The palm has a smooth, single trunk that grows upright or slightly curved, depending on the cultivar, and obtains a height of about 60 feet at maturity. Once the tree reaches around six years of age it starts blooming, generally in spring. The flowers slowly develop into coconuts, which take around a year to become ripe.
Preferred Soil Conditions
Coconut palms tolerate a wide range of soil types, including those that are salty or brackish. However, if you intend to plant the palm in a low-lying area of your landscape that is prone to wetness, create a raised bed to lift the roots out of the constantly soggy conditions. To create the bed, pile the native soil up so it’s several feet high and wide, before planting the coconut palm.

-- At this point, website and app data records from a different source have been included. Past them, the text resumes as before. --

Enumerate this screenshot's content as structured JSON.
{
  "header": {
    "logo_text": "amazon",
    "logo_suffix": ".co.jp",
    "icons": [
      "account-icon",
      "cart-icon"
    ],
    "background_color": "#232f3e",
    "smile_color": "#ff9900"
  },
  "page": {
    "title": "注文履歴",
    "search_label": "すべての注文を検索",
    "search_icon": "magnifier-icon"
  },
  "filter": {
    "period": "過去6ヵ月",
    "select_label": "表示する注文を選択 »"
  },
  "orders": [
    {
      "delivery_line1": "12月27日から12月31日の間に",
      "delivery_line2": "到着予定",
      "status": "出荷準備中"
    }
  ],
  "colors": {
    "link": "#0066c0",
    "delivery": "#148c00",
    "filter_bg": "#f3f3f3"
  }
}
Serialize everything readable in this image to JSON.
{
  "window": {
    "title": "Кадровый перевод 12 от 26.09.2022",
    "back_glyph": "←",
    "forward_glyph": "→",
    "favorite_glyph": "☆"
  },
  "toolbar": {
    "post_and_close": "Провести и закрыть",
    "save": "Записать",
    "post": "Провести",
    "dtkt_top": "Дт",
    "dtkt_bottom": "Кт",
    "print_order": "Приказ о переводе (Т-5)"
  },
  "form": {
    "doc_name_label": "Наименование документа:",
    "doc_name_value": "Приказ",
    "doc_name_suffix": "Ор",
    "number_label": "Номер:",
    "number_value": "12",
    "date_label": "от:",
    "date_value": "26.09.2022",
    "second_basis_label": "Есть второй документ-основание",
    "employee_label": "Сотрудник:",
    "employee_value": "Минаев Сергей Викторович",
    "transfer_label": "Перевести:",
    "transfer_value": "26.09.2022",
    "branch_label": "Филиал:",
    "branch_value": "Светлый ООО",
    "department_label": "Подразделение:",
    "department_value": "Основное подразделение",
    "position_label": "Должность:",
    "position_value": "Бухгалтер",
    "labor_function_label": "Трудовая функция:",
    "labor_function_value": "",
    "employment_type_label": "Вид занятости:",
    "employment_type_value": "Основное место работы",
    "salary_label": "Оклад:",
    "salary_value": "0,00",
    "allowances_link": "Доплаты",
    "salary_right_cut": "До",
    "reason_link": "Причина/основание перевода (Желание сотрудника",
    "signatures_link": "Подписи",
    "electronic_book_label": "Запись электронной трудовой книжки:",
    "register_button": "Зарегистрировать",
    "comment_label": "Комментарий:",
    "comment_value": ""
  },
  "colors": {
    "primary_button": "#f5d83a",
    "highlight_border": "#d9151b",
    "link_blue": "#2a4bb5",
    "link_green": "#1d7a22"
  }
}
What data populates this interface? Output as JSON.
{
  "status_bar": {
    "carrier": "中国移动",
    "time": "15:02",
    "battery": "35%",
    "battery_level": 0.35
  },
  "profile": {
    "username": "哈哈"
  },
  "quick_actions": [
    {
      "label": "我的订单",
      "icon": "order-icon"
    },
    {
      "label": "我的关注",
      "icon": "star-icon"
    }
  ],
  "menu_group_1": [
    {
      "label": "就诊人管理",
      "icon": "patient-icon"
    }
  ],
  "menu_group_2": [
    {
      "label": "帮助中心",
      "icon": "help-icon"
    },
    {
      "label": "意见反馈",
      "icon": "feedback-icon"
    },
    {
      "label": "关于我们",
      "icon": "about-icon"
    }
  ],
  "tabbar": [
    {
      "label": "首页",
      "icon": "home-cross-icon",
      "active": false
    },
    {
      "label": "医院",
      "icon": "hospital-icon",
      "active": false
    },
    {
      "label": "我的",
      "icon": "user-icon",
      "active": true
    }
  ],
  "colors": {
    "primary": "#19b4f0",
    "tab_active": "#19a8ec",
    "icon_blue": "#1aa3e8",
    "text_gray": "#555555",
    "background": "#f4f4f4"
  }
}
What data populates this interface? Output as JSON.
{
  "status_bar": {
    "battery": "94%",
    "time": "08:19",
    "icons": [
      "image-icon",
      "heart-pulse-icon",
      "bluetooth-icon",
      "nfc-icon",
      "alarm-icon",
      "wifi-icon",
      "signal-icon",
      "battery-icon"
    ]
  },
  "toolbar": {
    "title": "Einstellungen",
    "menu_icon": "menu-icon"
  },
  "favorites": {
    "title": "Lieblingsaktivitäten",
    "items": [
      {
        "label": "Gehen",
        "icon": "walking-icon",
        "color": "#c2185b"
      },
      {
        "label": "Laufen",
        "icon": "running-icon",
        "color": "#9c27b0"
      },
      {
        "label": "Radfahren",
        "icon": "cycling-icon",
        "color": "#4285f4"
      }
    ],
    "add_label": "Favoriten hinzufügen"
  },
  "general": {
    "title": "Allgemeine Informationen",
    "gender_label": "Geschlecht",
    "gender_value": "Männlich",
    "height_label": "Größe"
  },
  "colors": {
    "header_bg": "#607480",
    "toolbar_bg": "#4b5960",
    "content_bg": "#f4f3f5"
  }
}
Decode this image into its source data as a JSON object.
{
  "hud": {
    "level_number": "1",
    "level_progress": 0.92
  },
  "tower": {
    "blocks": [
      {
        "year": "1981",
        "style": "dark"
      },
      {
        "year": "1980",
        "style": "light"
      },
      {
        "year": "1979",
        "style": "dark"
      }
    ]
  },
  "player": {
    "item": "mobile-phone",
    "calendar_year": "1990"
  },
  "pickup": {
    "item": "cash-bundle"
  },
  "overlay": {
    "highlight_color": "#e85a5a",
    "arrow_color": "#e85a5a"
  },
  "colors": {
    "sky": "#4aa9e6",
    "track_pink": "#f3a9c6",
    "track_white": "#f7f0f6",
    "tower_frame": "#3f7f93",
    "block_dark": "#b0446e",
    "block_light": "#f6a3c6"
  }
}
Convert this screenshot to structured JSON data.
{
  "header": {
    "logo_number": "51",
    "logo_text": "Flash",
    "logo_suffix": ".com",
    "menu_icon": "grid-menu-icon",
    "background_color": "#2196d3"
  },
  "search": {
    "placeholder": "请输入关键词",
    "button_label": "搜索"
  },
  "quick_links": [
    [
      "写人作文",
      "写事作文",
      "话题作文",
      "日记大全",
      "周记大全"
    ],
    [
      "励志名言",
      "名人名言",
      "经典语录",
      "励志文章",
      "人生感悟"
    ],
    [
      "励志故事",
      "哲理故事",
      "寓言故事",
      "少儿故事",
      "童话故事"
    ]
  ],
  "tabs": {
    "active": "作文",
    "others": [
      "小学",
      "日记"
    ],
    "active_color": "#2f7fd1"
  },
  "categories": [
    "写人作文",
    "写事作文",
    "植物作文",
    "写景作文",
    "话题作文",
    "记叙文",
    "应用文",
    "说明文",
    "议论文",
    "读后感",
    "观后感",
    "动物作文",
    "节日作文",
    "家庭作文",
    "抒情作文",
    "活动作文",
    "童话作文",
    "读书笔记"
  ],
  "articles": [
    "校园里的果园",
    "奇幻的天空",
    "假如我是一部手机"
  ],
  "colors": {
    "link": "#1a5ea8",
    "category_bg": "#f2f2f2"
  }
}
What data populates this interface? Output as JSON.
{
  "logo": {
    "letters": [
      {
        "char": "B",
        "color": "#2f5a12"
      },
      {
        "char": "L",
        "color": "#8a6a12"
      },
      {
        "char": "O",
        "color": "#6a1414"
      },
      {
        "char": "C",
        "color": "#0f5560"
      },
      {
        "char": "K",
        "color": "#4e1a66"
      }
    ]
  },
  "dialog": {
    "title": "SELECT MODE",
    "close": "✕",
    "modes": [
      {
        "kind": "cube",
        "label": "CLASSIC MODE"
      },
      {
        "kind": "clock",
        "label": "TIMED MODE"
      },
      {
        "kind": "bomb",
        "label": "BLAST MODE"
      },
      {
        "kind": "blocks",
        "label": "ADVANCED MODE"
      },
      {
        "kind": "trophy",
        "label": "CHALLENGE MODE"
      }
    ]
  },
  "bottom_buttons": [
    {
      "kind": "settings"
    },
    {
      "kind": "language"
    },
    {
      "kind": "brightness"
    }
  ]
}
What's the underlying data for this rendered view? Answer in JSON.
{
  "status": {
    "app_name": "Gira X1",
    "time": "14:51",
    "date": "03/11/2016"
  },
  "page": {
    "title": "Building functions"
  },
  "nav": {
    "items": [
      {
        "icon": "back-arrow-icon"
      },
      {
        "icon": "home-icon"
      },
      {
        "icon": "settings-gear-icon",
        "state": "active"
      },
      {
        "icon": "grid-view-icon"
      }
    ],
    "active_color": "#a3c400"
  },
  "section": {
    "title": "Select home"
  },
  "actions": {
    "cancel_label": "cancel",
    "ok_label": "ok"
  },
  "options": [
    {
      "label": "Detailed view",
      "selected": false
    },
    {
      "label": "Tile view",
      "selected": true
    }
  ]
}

In normal soil conditions, there’s no need to add amendments into the planting site before planting the tree and it’s best to plant directly in the native soil. The tree tolerates the following soil conditions:
- Well-drained sandy, loamy or clayey soils.
- Acidic or alkaline soils.
- Soils with a pH of 5.0 to 8.0.
- Tolerates soil that floods periodically.
Dealing with Hardpan Soils
If you are planting the coconut palm in an area where there’s hardpan, you may need to break the hardpan up and incorporate some topsoil into the mixture before planting the coconut palm.
Planting & Aftercare Considerations
If you plan to add a coconut palm to your landscape, select an appropriate site and consider the tree’s aftercare.
- Select a location where falling coconuts won’t damage cars, structures or people, especially if you live where hurricanes frequent the area.
- Consider the tree’s mature size, when selecting a site.
- Coconut palms perform best grown in a sunny location.
- Plant the coconut palm at the same depth it was growing in its nursery container.
- Although drought-tolerant once established, water newly planted trees weekly up to the first year, while the roots establish themselves into the site.
- Applying several inches of mulch around the planting site reduces weeds and helps the soil retain moisture.
To prevent nutritional deficiencies in coconut palms, a regular schedule of feeding is needed. Use a “palm special” blend and spread evenly over the soil underneath the canopy at a rate of 1.5 pounds per 100 square feet. Rake into the area and water in well after applying. Don’t let the fertilizer butt against the trunk or burning can occur. Fertilize three times yearly or every four months.